This workshop ran smoothly, timing and tasks were appropriate and students enjoyed the changes in focus.
All agreed the warm ups in task 1 helped define how to approach the longer drawings and the swap in focus for task 2 and 3 was interesting to complete.

A few comments

‘Charcoal is instant but not for a small drawing, the warm up drawings were needed.’

‘Mechanical – connects to industry, lovely design - this is what the object is about- really look at this object in an unusual way. You could live your whole lifetime and never really look at that object like that.’

‘Varying the outline interacts object with air around it, it becomes a working object, it explains its purpose, the role of the wheel, rotates.’

‘The site becomes more important, it unified things, both made from wood. The word added more about growth and scale.’

‘The word animates the drawing in a different way, it associates stuff to it.’

‘Fun of word, drawing becomes more abstracted taking it somewhere else.’

‘The word drawing was very different, thinking changed obviously, searching for something, it evolved from the object, I used an erasure to remove, emptying.’

‘Chains progression through three drawings until nothing is left but half a link, a very peaceful drawing.’

‘The erotic was there in the first warm ups, returned to and emphasised in drawing 3, it evolved.’

‘Line develops like a little aliens series, pushes through progression of drawings,
moving out of your comfort zone.’

‘The warm up drawing expresses freedom through its unfinished nature.’

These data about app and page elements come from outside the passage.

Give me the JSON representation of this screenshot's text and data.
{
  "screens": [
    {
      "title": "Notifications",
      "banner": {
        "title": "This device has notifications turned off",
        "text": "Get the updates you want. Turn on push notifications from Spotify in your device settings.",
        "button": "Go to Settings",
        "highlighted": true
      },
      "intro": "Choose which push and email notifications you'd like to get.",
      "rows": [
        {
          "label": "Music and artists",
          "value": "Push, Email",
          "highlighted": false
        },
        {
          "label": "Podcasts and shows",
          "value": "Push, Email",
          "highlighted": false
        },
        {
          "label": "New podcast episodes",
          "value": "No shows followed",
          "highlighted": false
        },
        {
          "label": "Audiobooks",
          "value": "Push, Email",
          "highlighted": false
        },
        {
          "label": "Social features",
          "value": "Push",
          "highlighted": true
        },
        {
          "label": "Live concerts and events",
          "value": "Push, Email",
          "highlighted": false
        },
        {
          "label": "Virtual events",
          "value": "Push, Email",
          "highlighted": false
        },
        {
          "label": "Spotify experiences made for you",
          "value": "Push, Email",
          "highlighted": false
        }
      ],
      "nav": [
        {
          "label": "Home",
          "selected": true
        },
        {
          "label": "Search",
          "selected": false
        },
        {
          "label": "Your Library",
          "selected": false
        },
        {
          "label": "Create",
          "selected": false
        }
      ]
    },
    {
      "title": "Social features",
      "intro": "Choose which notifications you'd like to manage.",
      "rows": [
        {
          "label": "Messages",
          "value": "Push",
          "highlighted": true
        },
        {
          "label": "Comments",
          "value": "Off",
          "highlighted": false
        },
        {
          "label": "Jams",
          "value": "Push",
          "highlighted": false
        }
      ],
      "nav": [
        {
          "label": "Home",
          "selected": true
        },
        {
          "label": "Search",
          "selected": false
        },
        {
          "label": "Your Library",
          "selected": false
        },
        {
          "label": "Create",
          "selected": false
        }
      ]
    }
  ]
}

When focusing on the specific task in 1 and 2, there remains an underlying influence or inherent ‘ness’1 evident in the individual drawings. Meaning is read through the relation of marks and compositional elements, often referenced instinctively (by wisdom and knowledge). A confident drawing expresses this meaning but does not overdo it. Introduction of the word affects intentions in drawing 3 and exaggerates the ‘ness’, emotional or other essence exposed in the drawing.

1. A word frequently used by Chelsea tutors.

No comments:

Post a Comment